● What needs to be done:
Among the entries below, count the lines that contain the word "동의합니다". Write down only the total.

______

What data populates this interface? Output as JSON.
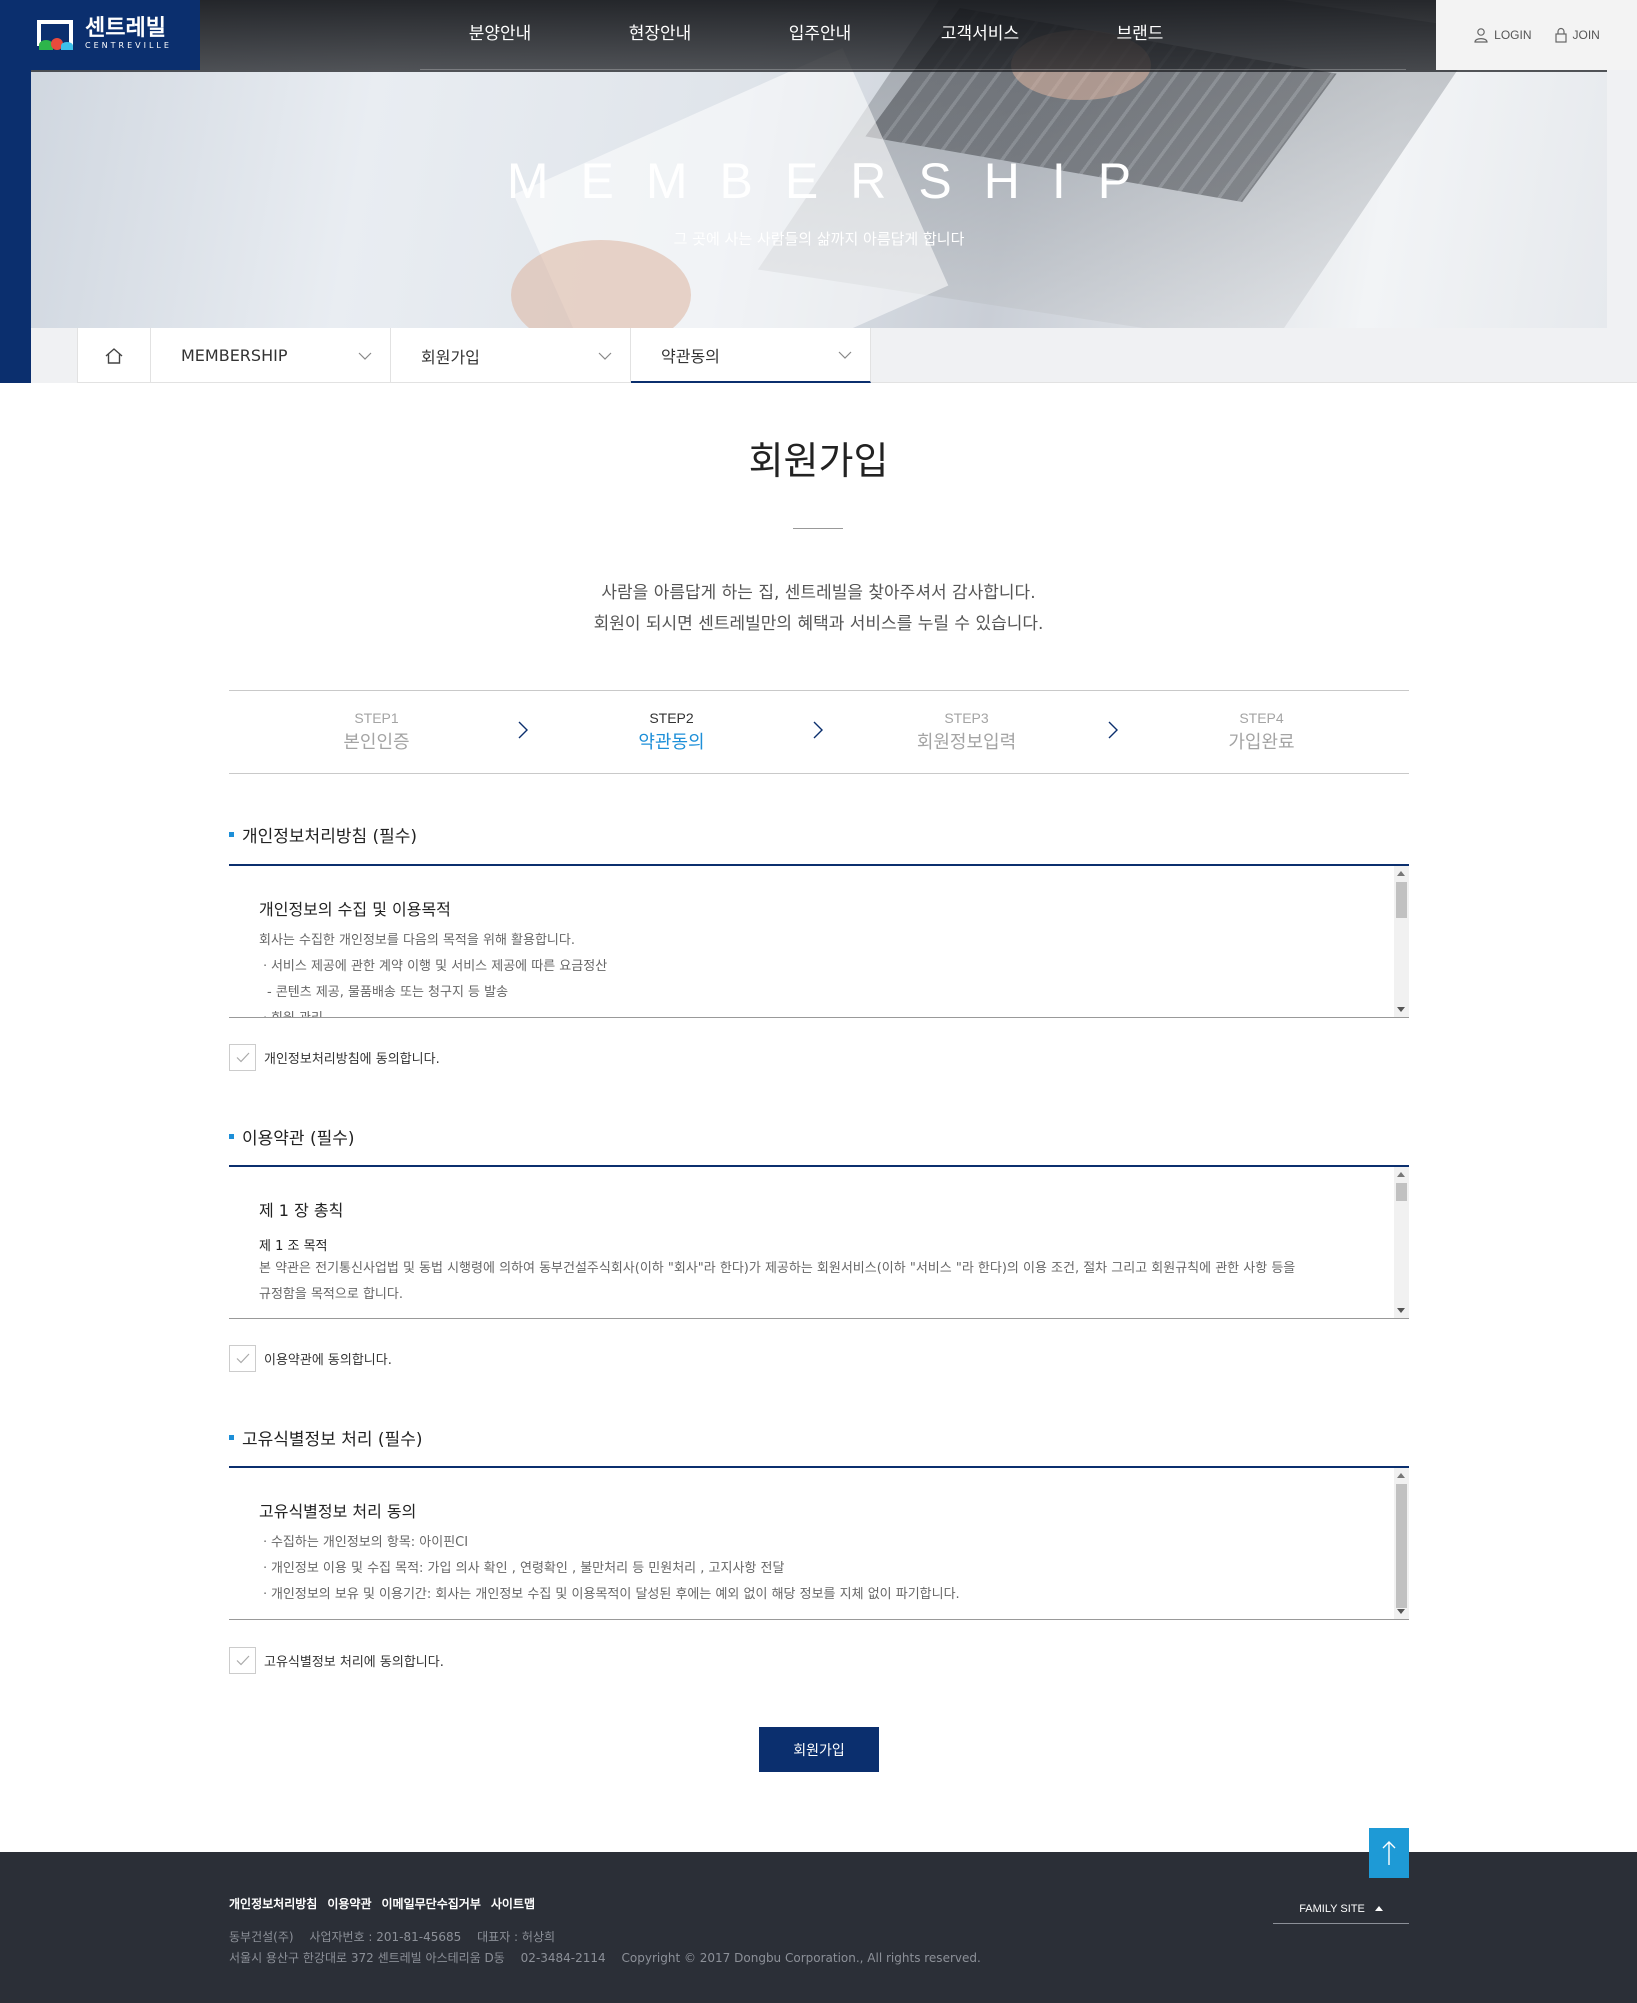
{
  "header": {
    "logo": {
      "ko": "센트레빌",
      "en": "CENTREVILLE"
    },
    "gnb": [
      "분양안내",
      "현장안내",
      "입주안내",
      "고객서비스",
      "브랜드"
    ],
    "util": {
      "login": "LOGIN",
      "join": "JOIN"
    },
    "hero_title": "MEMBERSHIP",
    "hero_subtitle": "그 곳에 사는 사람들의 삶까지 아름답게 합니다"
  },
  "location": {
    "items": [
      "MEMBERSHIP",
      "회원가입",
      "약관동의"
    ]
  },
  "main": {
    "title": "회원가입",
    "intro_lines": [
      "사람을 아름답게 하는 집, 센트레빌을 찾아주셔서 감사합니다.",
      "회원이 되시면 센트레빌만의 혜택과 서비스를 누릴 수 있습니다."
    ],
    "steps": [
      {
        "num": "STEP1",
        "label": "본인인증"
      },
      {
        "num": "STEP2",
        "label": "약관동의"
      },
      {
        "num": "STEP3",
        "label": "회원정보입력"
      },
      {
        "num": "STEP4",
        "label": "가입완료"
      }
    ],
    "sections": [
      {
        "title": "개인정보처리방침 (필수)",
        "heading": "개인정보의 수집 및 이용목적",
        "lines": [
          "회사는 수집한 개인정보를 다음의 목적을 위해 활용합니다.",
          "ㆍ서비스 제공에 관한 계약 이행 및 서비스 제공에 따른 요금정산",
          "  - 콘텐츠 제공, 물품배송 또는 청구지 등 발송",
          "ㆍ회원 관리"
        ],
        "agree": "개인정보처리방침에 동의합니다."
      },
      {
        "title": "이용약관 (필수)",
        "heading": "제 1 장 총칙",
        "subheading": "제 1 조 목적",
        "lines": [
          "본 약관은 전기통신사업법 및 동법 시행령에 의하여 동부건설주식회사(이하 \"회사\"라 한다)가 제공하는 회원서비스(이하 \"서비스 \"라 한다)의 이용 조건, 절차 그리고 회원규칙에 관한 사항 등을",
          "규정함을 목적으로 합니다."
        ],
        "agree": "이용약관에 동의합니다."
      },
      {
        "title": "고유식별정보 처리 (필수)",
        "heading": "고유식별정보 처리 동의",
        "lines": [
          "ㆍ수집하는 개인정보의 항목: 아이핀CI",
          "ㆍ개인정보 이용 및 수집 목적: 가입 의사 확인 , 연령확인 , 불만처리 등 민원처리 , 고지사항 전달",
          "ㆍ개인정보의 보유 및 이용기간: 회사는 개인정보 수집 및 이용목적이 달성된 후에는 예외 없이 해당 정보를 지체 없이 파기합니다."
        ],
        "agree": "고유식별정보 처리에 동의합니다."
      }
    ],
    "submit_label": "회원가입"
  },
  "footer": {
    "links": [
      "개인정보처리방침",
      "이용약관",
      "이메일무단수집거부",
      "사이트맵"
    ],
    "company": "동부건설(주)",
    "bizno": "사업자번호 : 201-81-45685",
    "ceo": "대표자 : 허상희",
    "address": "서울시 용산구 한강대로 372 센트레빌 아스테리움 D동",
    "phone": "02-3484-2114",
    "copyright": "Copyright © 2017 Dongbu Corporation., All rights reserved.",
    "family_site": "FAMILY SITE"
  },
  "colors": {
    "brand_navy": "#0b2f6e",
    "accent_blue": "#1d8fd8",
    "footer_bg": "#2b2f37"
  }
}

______

● Finished task:
3